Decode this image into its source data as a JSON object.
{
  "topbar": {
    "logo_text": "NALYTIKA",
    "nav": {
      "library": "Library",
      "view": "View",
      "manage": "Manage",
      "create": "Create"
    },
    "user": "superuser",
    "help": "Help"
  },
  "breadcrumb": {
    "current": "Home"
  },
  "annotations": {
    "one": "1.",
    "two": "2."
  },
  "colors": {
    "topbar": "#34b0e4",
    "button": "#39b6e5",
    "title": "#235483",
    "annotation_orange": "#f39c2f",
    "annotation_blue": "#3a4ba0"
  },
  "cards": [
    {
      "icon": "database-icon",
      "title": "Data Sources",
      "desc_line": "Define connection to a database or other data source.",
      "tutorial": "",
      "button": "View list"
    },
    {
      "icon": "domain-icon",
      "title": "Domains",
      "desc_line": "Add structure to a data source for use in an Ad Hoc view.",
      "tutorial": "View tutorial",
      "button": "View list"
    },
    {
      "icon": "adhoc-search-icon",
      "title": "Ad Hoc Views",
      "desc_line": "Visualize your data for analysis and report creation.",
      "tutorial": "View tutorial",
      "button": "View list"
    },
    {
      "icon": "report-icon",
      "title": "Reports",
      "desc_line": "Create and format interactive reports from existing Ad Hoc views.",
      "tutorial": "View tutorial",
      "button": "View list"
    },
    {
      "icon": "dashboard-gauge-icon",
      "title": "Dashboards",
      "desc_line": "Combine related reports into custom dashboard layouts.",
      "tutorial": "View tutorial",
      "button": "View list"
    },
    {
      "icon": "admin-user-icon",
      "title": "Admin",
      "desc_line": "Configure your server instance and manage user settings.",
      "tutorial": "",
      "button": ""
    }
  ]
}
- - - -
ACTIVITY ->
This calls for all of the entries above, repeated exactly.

RESPONSE ->
Decode this image into its source data as a JSON object.
{
  "topbar": {
    "logo_text": "NALYTIKA",
    "nav": {
      "library": "Library",
      "view": "View",
      "manage": "Manage",
      "create": "Create"
    },
    "user": "superuser",
    "help": "Help"
  },
  "breadcrumb": {
    "current": "Home"
  },
  "annotations": {
    "one": "1.",
    "two": "2."
  },
  "colors": {
    "topbar": "#34b0e4",
    "button": "#39b6e5",
    "title": "#235483",
    "annotation_orange": "#f39c2f",
    "annotation_blue": "#3a4ba0"
  },
  "cards": [
    {
      "icon": "database-icon",
      "title": "Data Sources",
      "desc_line": "Define connection to a database or other data source.",
      "tutorial": "",
      "button": "View list"
    },
    {
      "icon": "domain-icon",
      "title": "Domains",
      "desc_line": "Add structure to a data source for use in an Ad Hoc view.",
      "tutorial": "View tutorial",
      "button": "View list"
    },
    {
      "icon": "adhoc-search-icon",
      "title": "Ad Hoc Views",
      "desc_line": "Visualize your data for analysis and report creation.",
      "tutorial": "View tutorial",
      "button": "View list"
    },
    {
      "icon": "report-icon",
      "title": "Reports",
      "desc_line": "Create and format interactive reports from existing Ad Hoc views.",
      "tutorial": "View tutorial",
      "button": "View list"
    },
    {
      "icon": "dashboard-gauge-icon",
      "title": "Dashboards",
      "desc_line": "Combine related reports into custom dashboard layouts.",
      "tutorial": "View tutorial",
      "button": "View list"
    },
    {
      "icon": "admin-user-icon",
      "title": "Admin",
      "desc_line": "Configure your server instance and manage user settings.",
      "tutorial": "",
      "button": ""
    }
  ]
}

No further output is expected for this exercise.